ROSSFORD – The City of Rossford may have expanded greatly to the south with the annexation of what is now
the Crossroads of America, but the traditional downtown still is close to residents’ hearts.
And to see it deteriorate does not sit well if the questions posed at the recent candidates forum held in
the city can be believed.
The candidates – challenger Mike Scott and incumbents Leonard Michaels, Chuck Duricek, Jim Richards and
Caroline Eckel – were all asked what the city could do to improve downtown, including addressing the
issue of empty and poorly maintained storefronts.
Richards cautioned against relying too heavily on regulation. Property rights are "precious"
and shouldn’t be impinged upon. The city should look to "entice" downtown property owners to
improve, he said.
Michaels said the city’s zoning ordinance can be used to address problems such as inadequate signs, and
the health department has purview over some issues regarding vacant properties.
"It comes down to an issue of community pride," said Eckel. She also said that maybe the county
health department may be able to help.
Duricek said legally there are limits on what the city can do. Citing his own efforts to improve the look
of his business, he said, he would like to see business owners take the initiative, though "maybe
we can offer them some incentives."
Scott said that the zoning board "can only work with the set of zoning rules that are out
He and others cited the need for a downtown master plan to help guide development downtown.
"We need to do planning as to what the downtown should look like," Scott said. The city should
draw on the experience of other neighboring communities.
Michaels noted that when council voted to purchase new lights downtown, it considered whether the lights
would work in a future cityscape.
He is chairing a committee that will study a possible design review process for the downtown area.
Eckel said the city should aggressively pursue grants to help with the work. "As soon as we can find
something else we should go full speed ahead."
Richards said that the city had started working on a grant from the state through the Main Street
program, but it required matching investment by the local government and business. "Unfortunately
that’s been a little slow in coming in some instances."
Duricek cautioned that grants often have "strings attached."
"I’d like to rely on business owners more than anything," he said.
The candidates weren’t betting on how much a new casino proposed to be built in Toledo adjacent to
Rossford’s downtown might help the city.
"I don’t think that casino will benefit Rossford one iota," Duricek said. He admitted he wasn’t
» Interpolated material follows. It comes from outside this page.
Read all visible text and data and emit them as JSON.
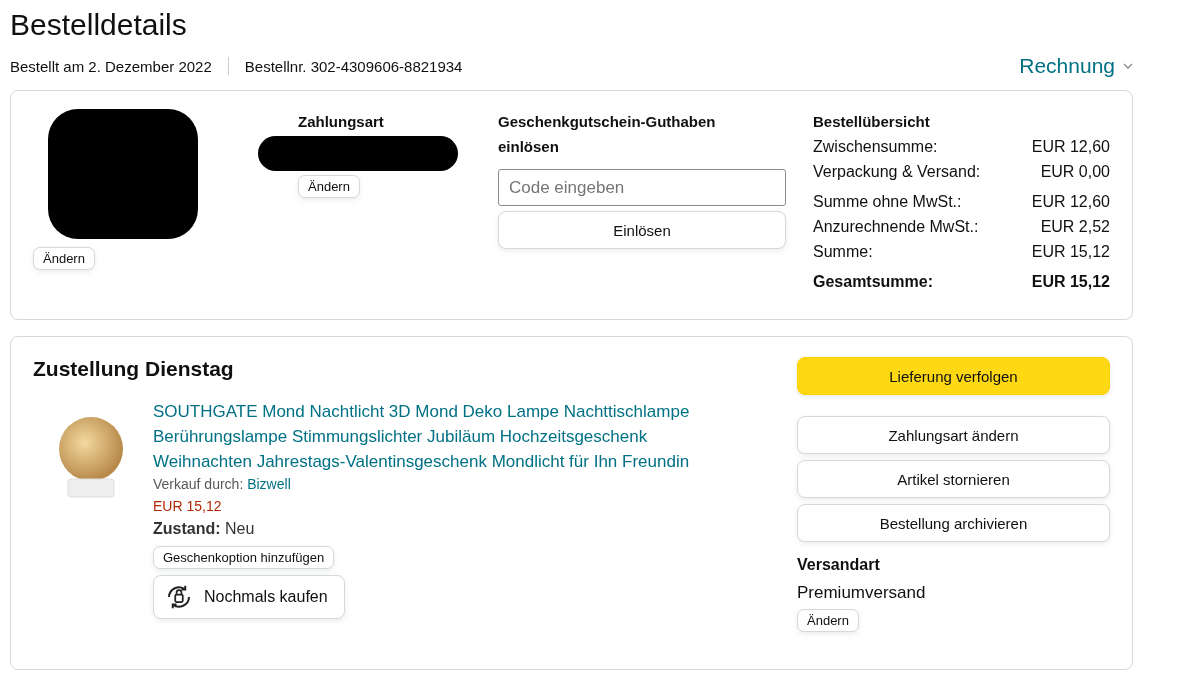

a big fan of casinos. "My form of gambling is turning the key on my business every morning,"
said Duricek, who owns an automotive repair business downtown.
Still if the casino goes through and Rossford and Toledo can reach an agreement sharing revenue from the
casino, he said he would endorse it.
Jim Richards said though he’s also not a fan of gambling other places "seem to be delighted to have
casinos as neighbors." If a casino is built, he said, "we should take advantage of having a
neighbor in our backyard that’s generating a lot of traffic and bringing a lot of people" to
Scott said it was a mater of making lemonade from lemons. "There’s some opportunity for
Rossford," he said, though he doubted the city would see much of an increase in hotel occupancy.
Eckel said the city needs "to develop a good relationship with Penn." While it "would be
really neat for downtown" to develop as a restaurant and entertainment district, she said, "we
have to be careful."
Michaels simply urged voters to go to the polls and vote their consciences on the issue.
(City Council at its meeting this week did approve a plan supporting the construction of the casino on a
5-0 vote. Duricek, Eckel and Richards voted in favor. Michaels abstained, later saying he had a conflict
of interest because of real estate interests.)
The candidates also discussed the difficulties of addressing an aging water and sewer system, especially
in housing developments.
Duricek said that there would be no cheap way to address the problem.
Richards said there’s not a single answer to all the problems, and they have to be looked at on a
neighborhood by neighborhood basis. If the city were to fund all the repairs, "I’m not sure we’re
going to be happy with the funding answer."
Michaels said he favored a "three-pronged approach" – in funding such improvements. The city
needs to mix money from its general fund, grants and assessments on users.
Scott said the projects are extremely costly, and the issue needs to be looked at to identify those most
in need of attention.
Eckel said grants are available, but noted that the city has been denied on the last few it applied for.
Residents she said can help by trying to keep storm run-off from going into the sewer system.
"We need to start where citizens are willing to step up," Eckel said, and pay some assessment
to have the job done.